A number of studies have indicated that eukaryotic cell membranes contain coexisting liquid-ordered and liquid-disordered lipid domains. However, the current evidence for such phase separation is indirect, and there had been no direct demonstration of differences in the ordering and dynamics for the lipids in these two types of regions or their relative population in the plasma membranes of live cells. By means of ESR studies employing several chain-labeled phosphatidylcholine spin labels we have succeeded in providing direct evidence for the presence of two different types of lipid populations in the plasma membranes of whole, live RBL-2H3 mast cells, Chinese hamster ovary (CHO-K1) cells, COS-7 cells, and mouse NIH-3T3 cells. Analysis of the ESR spectra recorded from 5°C to 37°C, show that the spin-labeled lipids experience two different types of environments, a liquid-ordered(Lo)-like and a liquid-disordered(Ld)-like with distinct order parameters, and rotational diffusion rates in the two environments, and with some differences amongst the four cell types. The spectra of 7PC and 12PC in the plasma membranes of these cells at 25°C are shown in the Figure (top panel). The Ld-like and Lo-like components obtained from the analysis, are shown in the middle and bottom panels, respectively.

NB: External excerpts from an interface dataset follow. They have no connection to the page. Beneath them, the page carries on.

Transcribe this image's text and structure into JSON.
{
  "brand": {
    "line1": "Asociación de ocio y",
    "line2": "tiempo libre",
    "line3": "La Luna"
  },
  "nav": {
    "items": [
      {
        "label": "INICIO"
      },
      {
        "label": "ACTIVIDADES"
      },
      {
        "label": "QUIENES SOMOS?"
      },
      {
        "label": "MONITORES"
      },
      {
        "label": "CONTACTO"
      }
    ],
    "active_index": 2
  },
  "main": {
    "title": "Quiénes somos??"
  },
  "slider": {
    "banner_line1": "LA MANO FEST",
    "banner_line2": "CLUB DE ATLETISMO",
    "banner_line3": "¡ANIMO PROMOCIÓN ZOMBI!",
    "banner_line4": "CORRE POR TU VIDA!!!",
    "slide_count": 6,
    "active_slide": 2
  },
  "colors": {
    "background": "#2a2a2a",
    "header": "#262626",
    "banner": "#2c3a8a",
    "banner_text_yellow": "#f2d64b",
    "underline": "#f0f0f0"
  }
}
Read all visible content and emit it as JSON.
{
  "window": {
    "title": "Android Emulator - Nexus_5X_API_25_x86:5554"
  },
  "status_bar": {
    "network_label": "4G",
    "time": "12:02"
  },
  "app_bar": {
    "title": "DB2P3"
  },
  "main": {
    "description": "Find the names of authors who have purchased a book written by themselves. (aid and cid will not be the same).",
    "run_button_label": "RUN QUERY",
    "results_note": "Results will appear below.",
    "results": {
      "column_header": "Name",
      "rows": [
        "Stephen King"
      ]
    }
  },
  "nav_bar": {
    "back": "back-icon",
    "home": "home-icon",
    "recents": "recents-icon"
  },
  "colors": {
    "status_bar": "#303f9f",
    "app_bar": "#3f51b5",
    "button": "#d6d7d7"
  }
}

These results suggest that coexistence of lipid domains that differ significantly in their dynamic order in the plasma membrane is a general phenomenon. The (Lo)-like region, is typically found to be the major component, which is in contrast to the “raft” model that has been proposed for the plasma membrane, wherein small Lo lipid rafts exist in a “sea” of disordered lipids, but it is consistent with a model of a continuous Lo-like phase in the outer leaflet of the plasma membrane. It is likely that the Ld lipid population could be due to the presence of transmembrane proteins, which disturb the order in the lipids in their surrounding environment and make them more mobile. The existence of distinct ESR spectra from the two environments are consistent with the sizes of the different regions being no smaller than about 20 Å, but we do not rule out small-scale variations of the order of a few lipid molecules in size in the Lo-regions, whose effects could be averaged out on the ESR time-scales.
M. J. Swamy, (Dept. of Chemistry, University of Hyderabad)
L. Ciani, (Dept. of Chemistry, University of Florence)
D. Holowka, B. Baird (Dept. of Chemistry and Chemical Biology, Cornell University),
M. Ge, J. H. Freed (ACERT)